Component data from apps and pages
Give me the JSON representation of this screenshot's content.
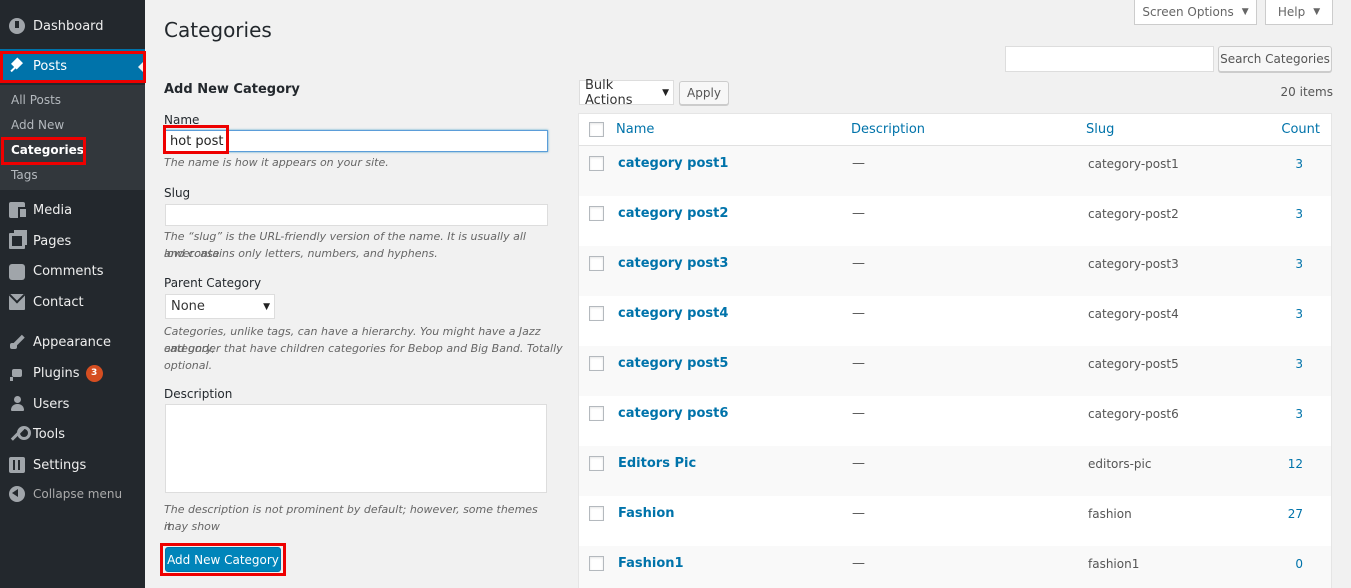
{
  "sidebar": {
    "items": [
      {
        "label": "Dashboard",
        "icon": "dashboard-icon"
      },
      {
        "label": "Posts",
        "icon": "pin-icon"
      },
      {
        "label": "Media",
        "icon": "media-icon"
      },
      {
        "label": "Pages",
        "icon": "pages-icon"
      },
      {
        "label": "Comments",
        "icon": "comments-icon"
      },
      {
        "label": "Contact",
        "icon": "envelope-icon"
      },
      {
        "label": "Appearance",
        "icon": "brush-icon"
      },
      {
        "label": "Plugins",
        "icon": "plugin-icon",
        "badge": "3"
      },
      {
        "label": "Users",
        "icon": "users-icon"
      },
      {
        "label": "Tools",
        "icon": "wrench-icon"
      },
      {
        "label": "Settings",
        "icon": "settings-icon"
      }
    ],
    "collapse_label": "Collapse menu",
    "posts_submenu": [
      "All Posts",
      "Add New",
      "Categories",
      "Tags"
    ]
  },
  "header": {
    "title": "Categories",
    "screen_options": "Screen Options",
    "help": "Help"
  },
  "search": {
    "value": "",
    "button": "Search Categories"
  },
  "form": {
    "heading": "Add New Category",
    "name_label": "Name",
    "name_value": "hot post",
    "name_help": "The name is how it appears on your site.",
    "slug_label": "Slug",
    "slug_value": "",
    "slug_help_1": "The “slug” is the URL-friendly version of the name. It is usually all lowercase",
    "slug_help_2": "and contains only letters, numbers, and hyphens.",
    "parent_label": "Parent Category",
    "parent_value": "None",
    "parent_help_1": "Categories, unlike tags, can have a hierarchy. You might have a Jazz category,",
    "parent_help_2": "and under that have children categories for Bebop and Big Band. Totally",
    "parent_help_3": "optional.",
    "desc_label": "Description",
    "desc_help_1": "The description is not prominent by default; however, some themes may show",
    "desc_help_2": "it.",
    "submit": "Add New Category"
  },
  "table": {
    "bulk_actions": "Bulk Actions",
    "apply": "Apply",
    "items_count": "20 items",
    "columns": {
      "name": "Name",
      "description": "Description",
      "slug": "Slug",
      "count": "Count"
    },
    "rows": [
      {
        "name": "category post1",
        "description": "—",
        "slug": "category-post1",
        "count": "3"
      },
      {
        "name": "category post2",
        "description": "—",
        "slug": "category-post2",
        "count": "3"
      },
      {
        "name": "category post3",
        "description": "—",
        "slug": "category-post3",
        "count": "3"
      },
      {
        "name": "category post4",
        "description": "—",
        "slug": "category-post4",
        "count": "3"
      },
      {
        "name": "category post5",
        "description": "—",
        "slug": "category-post5",
        "count": "3"
      },
      {
        "name": "category post6",
        "description": "—",
        "slug": "category-post6",
        "count": "3"
      },
      {
        "name": "Editors Pic",
        "description": "—",
        "slug": "editors-pic",
        "count": "12"
      },
      {
        "name": "Fashion",
        "description": "—",
        "slug": "fashion",
        "count": "27"
      },
      {
        "name": "Fashion1",
        "description": "—",
        "slug": "fashion1",
        "count": "0"
      }
    ]
  },
  "colors": {
    "sidebar_bg": "#23282d",
    "accent": "#0073aa",
    "highlight_outline": "#e00000",
    "primary_button": "#0085ba",
    "badge": "#d54e21"
  }
}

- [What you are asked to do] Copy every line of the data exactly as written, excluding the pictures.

- [Response to the exercise]
Give me the JSON representation of this screenshot's content.
{
  "sidebar": {
    "items": [
      {
        "label": "Dashboard",
        "icon": "dashboard-icon"
      },
      {
        "label": "Posts",
        "icon": "pin-icon"
      },
      {
        "label": "Media",
        "icon": "media-icon"
      },
      {
        "label": "Pages",
        "icon": "pages-icon"
      },
      {
        "label": "Comments",
        "icon": "comments-icon"
      },
      {
        "label": "Contact",
        "icon": "envelope-icon"
      },
      {
        "label": "Appearance",
        "icon": "brush-icon"
      },
      {
        "label": "Plugins",
        "icon": "plugin-icon",
        "badge": "3"
      },
      {
        "label": "Users",
        "icon": "users-icon"
      },
      {
        "label": "Tools",
        "icon": "wrench-icon"
      },
      {
        "label": "Settings",
        "icon": "settings-icon"
      }
    ],
    "collapse_label": "Collapse menu",
    "posts_submenu": [
      "All Posts",
      "Add New",
      "Categories",
      "Tags"
    ]
  },
  "header": {
    "title": "Categories",
    "screen_options": "Screen Options",
    "help": "Help"
  },
  "search": {
    "value": "",
    "button": "Search Categories"
  },
  "form": {
    "heading": "Add New Category",
    "name_label": "Name",
    "name_value": "hot post",
    "name_help": "The name is how it appears on your site.",
    "slug_label": "Slug",
    "slug_value": "",
    "slug_help_1": "The “slug” is the URL-friendly version of the name. It is usually all lowercase",
    "slug_help_2": "and contains only letters, numbers, and hyphens.",
    "parent_label": "Parent Category",
    "parent_value": "None",
    "parent_help_1": "Categories, unlike tags, can have a hierarchy. You might have a Jazz category,",
    "parent_help_2": "and under that have children categories for Bebop and Big Band. Totally",
    "parent_help_3": "optional.",
    "desc_label": "Description",
    "desc_help_1": "The description is not prominent by default; however, some themes may show",
    "desc_help_2": "it.",
    "submit": "Add New Category"
  },
  "table": {
    "bulk_actions": "Bulk Actions",
    "apply": "Apply",
    "items_count": "20 items",
    "columns": {
      "name": "Name",
      "description": "Description",
      "slug": "Slug",
      "count": "Count"
    },
    "rows": [
      {
        "name": "category post1",
        "description": "—",
        "slug": "category-post1",
        "count": "3"
      },
      {
        "name": "category post2",
        "description": "—",
        "slug": "category-post2",
        "count": "3"
      },
      {
        "name": "category post3",
        "description": "—",
        "slug": "category-post3",
        "count": "3"
      },
      {
        "name": "category post4",
        "description": "—",
        "slug": "category-post4",
        "count": "3"
      },
      {
        "name": "category post5",
        "description": "—",
        "slug": "category-post5",
        "count": "3"
      },
      {
        "name": "category post6",
        "description": "—",
        "slug": "category-post6",
        "count": "3"
      },
      {
        "name": "Editors Pic",
        "description": "—",
        "slug": "editors-pic",
        "count": "12"
      },
      {
        "name": "Fashion",
        "description": "—",
        "slug": "fashion",
        "count": "27"
      },
      {
        "name": "Fashion1",
        "description": "—",
        "slug": "fashion1",
        "count": "0"
      }
    ]
  },
  "colors": {
    "sidebar_bg": "#23282d",
    "accent": "#0073aa",
    "highlight_outline": "#e00000",
    "primary_button": "#0085ba",
    "badge": "#d54e21"
  }
}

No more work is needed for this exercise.